TODAY: Mironov defends A Just Russia as St. Petersburg authorities seize party paper; Nemtsov arrested over Matviyenko protests; Putin and Medvedev fishing trip; Magnitsky sanctions won’t affect relations, says Foreign Minister; Soviet reminiscences.
Sergei Mironov is denying various stories that have cropped up about the desired political alliances of A Just Russia this week, prompting speculation that the party has become the object of a smear campaign headed by Kremlin deputy chief of staff Vladislav Surkov. Authorities in St. Petersburg seized the latest edition of the party’s newspaper earlier this week on suspicion that it contains ‘extremist content’ (the paper had urged voters not to support Valentina Matviyenko in this Sunday’s district elections). Boris Nemtsov has been arrested twice this week for protesting against Matviyenko, says the Other Russia, which also documents an account of opposition protesters being attacked by Nashi members – allegedly with the help of the police. Despite Russia’s reputation for stage-managing its elections, ‘Kremlin insiders see popularity as a key to the survival of a government that […] has few stable state institutions other than its leaders’ personalities’’, says Ellen Barry. Vladimir Putin and Dmitry Medvedev have been out fishing on the Volga river together. Whatever the outcome of next year’s presidential elections, says Brian Whitmore, ‘this is Putin’s show’.
The Deputy Foreign Minister insists that co-operation on Iran and Afghanistan with the United States will not be affected by visa restrictions on officials linked to the case of Sergei Magnitsky. Two transport officials have been detained over the sinking of the Bulgaria pleasure boat last month. Preparations are being made for next month’s international political forum in Yaroslavl, whose theme will be ‘the modern state in an era of social diversity’. The Interior Ministry’s new YouTube channel (themvdtube), launched with the aim of raising awareness about fraud, is ‘awash with criticism’ from site users.
Ekho Moskvy’s loyal following has its roots in the Soviet Union, says the Washington Post. Was Stalin responsible for the Soviet collapse? ‘The end of the Soviet empire inspired dreams of a better life,’ which, for many, has yet to materialise, says Reuters. Mikhail Gorbachev wonders whether he was ‘too liberal and democratic as regards [Boris] Yeltsin. I should have sent him as ambassador to Great Britain’.

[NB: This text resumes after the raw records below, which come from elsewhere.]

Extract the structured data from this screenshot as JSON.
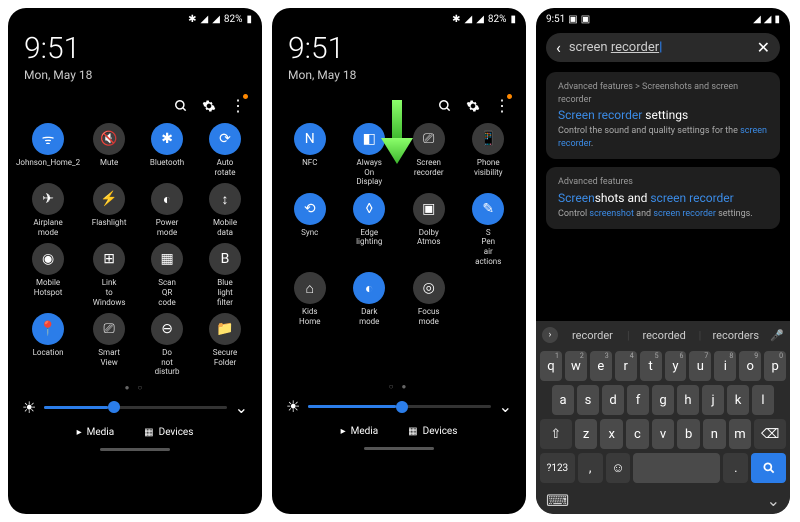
{
  "status": {
    "time": "9:51",
    "battery": "82%",
    "icons": "✱ ⌂ ◢ ◢"
  },
  "panel": {
    "time": "9:51",
    "date": "Mon, May 18"
  },
  "tiles1": [
    {
      "label": "Johnson_Home_2",
      "icon": "wifi",
      "on": true
    },
    {
      "label": "Mute",
      "icon": "mute",
      "on": false
    },
    {
      "label": "Bluetooth",
      "icon": "bt",
      "on": true
    },
    {
      "label": "Auto rotate",
      "icon": "rotate",
      "on": true
    },
    {
      "label": "Airplane mode",
      "icon": "plane",
      "on": false
    },
    {
      "label": "Flashlight",
      "icon": "flash",
      "on": false
    },
    {
      "label": "Power mode",
      "icon": "power",
      "on": false
    },
    {
      "label": "Mobile data",
      "icon": "data",
      "on": false
    },
    {
      "label": "Mobile Hotspot",
      "icon": "hotspot",
      "on": false
    },
    {
      "label": "Link to Windows",
      "icon": "link",
      "on": false
    },
    {
      "label": "Scan QR code",
      "icon": "qr",
      "on": false
    },
    {
      "label": "Blue light filter",
      "icon": "blue",
      "on": false
    },
    {
      "label": "Location",
      "icon": "loc",
      "on": true
    },
    {
      "label": "Smart View",
      "icon": "cast",
      "on": false
    },
    {
      "label": "Do not disturb",
      "icon": "dnd",
      "on": false
    },
    {
      "label": "Secure Folder",
      "icon": "folder",
      "on": false
    }
  ],
  "tiles2": [
    {
      "label": "NFC",
      "icon": "nfc",
      "on": true
    },
    {
      "label": "Always On Display",
      "icon": "aod",
      "on": true
    },
    {
      "label": "Screen recorder",
      "icon": "rec",
      "on": false
    },
    {
      "label": "Phone visibility",
      "icon": "vis",
      "on": false
    },
    {
      "label": "Sync",
      "icon": "sync",
      "on": true
    },
    {
      "label": "Edge lighting",
      "icon": "edge",
      "on": true
    },
    {
      "label": "Dolby Atmos",
      "icon": "dolby",
      "on": false
    },
    {
      "label": "S Pen air actions",
      "icon": "spen",
      "on": true
    },
    {
      "label": "Kids Home",
      "icon": "kids",
      "on": false
    },
    {
      "label": "Dark mode",
      "icon": "dark",
      "on": true
    },
    {
      "label": "Focus mode",
      "icon": "focus",
      "on": false
    }
  ],
  "brightness1": 35,
  "brightness2": 48,
  "media_label": "Media",
  "devices_label": "Devices",
  "search": {
    "query_pre": "screen ",
    "query_under": "recorder"
  },
  "results": [
    {
      "crumb": "Advanced features > Screenshots and screen recorder",
      "title_pre": "",
      "title_link": "Screen recorder",
      "title_post": " settings",
      "desc_pre": "Control the sound and quality settings for the ",
      "desc_link": "screen recorder",
      "desc_post": "."
    },
    {
      "crumb": "Advanced features",
      "title_pre": "",
      "title_link": "Screen",
      "title_mid": "shots and ",
      "title_link2": "screen recorder",
      "title_post": "",
      "desc_pre": "Control ",
      "desc_link": "screenshot",
      "desc_mid": " and ",
      "desc_link2": "screen recorder",
      "desc_post": " settings."
    }
  ],
  "suggestions": [
    "recorder",
    "recorded",
    "recorders"
  ],
  "kb": {
    "row1": [
      [
        "q",
        "1"
      ],
      [
        "w",
        "2"
      ],
      [
        "e",
        "3"
      ],
      [
        "r",
        "4"
      ],
      [
        "t",
        "5"
      ],
      [
        "y",
        "6"
      ],
      [
        "u",
        "7"
      ],
      [
        "i",
        "8"
      ],
      [
        "o",
        "9"
      ],
      [
        "p",
        "0"
      ]
    ],
    "row2": [
      "a",
      "s",
      "d",
      "f",
      "g",
      "h",
      "j",
      "k",
      "l"
    ],
    "row3": [
      "z",
      "x",
      "c",
      "v",
      "b",
      "n",
      "m"
    ],
    "numeric": "?123"
  }
}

PHOTO: Russian President Dmitry Medvedev (R) and Prime Minister Vladimir Putin enjoy some fishing on the river Volga in Russia’s Astrakhan region August 16, 2011. (REUTERS/Mikhail Klimentyev/RIA Novosti/Kremlin)